7. As is now clear, Higher Education is no longer inoculated from the most familiar manifestations of the neoliberal era: self-reliance, individualism, free-enterprise, altruism, personal advancement, and "competitiveness" are all now inscribed in the university experience. The introduction of student fees has been played the key role in accelerating these developments. On the picket line some students have insisted, understandably so, that while they support lecturers’ demands, they do not want to jeopardise their own "personal investment." This is the reality of twenty first century education: students are literally paying customers. Again, this demands a careful rethinking of what collective action in the academy might look like. How, for example, can students be encouraged not to think of their education in purely commodified terms?
8. The centralities of race and migration within the university sector have also come into full view during this strike. For many students, especially those on Tier 4 visas, not crossing the picket line enlarges the threat of deportation. If the university is to become a more democratic space, the strike needs to be more attentive to the ways race, borders, and nation are reproduced within higher education itself. A strike campaign that does not incorporate these students’ concerns will fail us all.

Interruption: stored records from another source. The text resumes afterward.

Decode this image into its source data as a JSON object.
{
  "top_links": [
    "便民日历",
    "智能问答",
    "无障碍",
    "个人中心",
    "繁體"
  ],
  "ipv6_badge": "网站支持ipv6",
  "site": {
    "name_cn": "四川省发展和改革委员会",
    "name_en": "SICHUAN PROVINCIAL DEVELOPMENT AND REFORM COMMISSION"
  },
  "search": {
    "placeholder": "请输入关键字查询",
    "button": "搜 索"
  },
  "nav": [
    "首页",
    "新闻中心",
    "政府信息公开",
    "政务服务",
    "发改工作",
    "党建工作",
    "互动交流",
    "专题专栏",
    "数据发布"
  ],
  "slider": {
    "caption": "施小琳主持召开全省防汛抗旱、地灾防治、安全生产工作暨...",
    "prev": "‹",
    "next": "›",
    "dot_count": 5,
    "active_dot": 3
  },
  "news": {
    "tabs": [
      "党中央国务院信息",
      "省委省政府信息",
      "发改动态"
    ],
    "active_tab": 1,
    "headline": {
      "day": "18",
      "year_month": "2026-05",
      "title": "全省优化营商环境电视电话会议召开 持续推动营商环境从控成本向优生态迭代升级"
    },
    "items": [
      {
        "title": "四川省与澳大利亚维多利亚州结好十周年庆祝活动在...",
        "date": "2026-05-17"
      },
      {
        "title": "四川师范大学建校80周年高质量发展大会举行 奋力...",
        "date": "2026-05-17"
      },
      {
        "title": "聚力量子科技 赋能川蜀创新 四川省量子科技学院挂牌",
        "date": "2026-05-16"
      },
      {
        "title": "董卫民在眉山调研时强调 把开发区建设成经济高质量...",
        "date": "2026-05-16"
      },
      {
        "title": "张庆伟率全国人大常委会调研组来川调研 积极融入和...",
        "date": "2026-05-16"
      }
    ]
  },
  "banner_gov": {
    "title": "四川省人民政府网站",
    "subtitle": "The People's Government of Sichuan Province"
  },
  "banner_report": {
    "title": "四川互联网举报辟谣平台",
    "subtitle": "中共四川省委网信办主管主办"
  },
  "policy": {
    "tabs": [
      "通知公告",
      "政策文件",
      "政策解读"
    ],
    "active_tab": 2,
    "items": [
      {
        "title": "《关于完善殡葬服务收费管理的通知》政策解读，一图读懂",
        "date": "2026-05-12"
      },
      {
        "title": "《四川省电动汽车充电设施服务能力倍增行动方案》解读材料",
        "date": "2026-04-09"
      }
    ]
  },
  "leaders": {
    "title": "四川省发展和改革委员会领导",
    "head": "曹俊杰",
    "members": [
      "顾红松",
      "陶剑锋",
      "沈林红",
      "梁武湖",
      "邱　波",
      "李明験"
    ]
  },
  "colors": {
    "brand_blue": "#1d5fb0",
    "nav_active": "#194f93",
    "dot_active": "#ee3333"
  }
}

Brendan McGeever is a lecturer in sociology in the Department of Psychosocial Studies at Birkbeck, University of London. His 2017 article "Racism, Crisis, Brexit," co-written with Satnam Virdee, was published in the journal Ethnic and Racial Studies and can be read here. He is also author of the forthcoming book The Bolsheviks and Antisemitism in the Russian Revolution (Cambridge University Press, 2019). Twitter: @b_mcgeever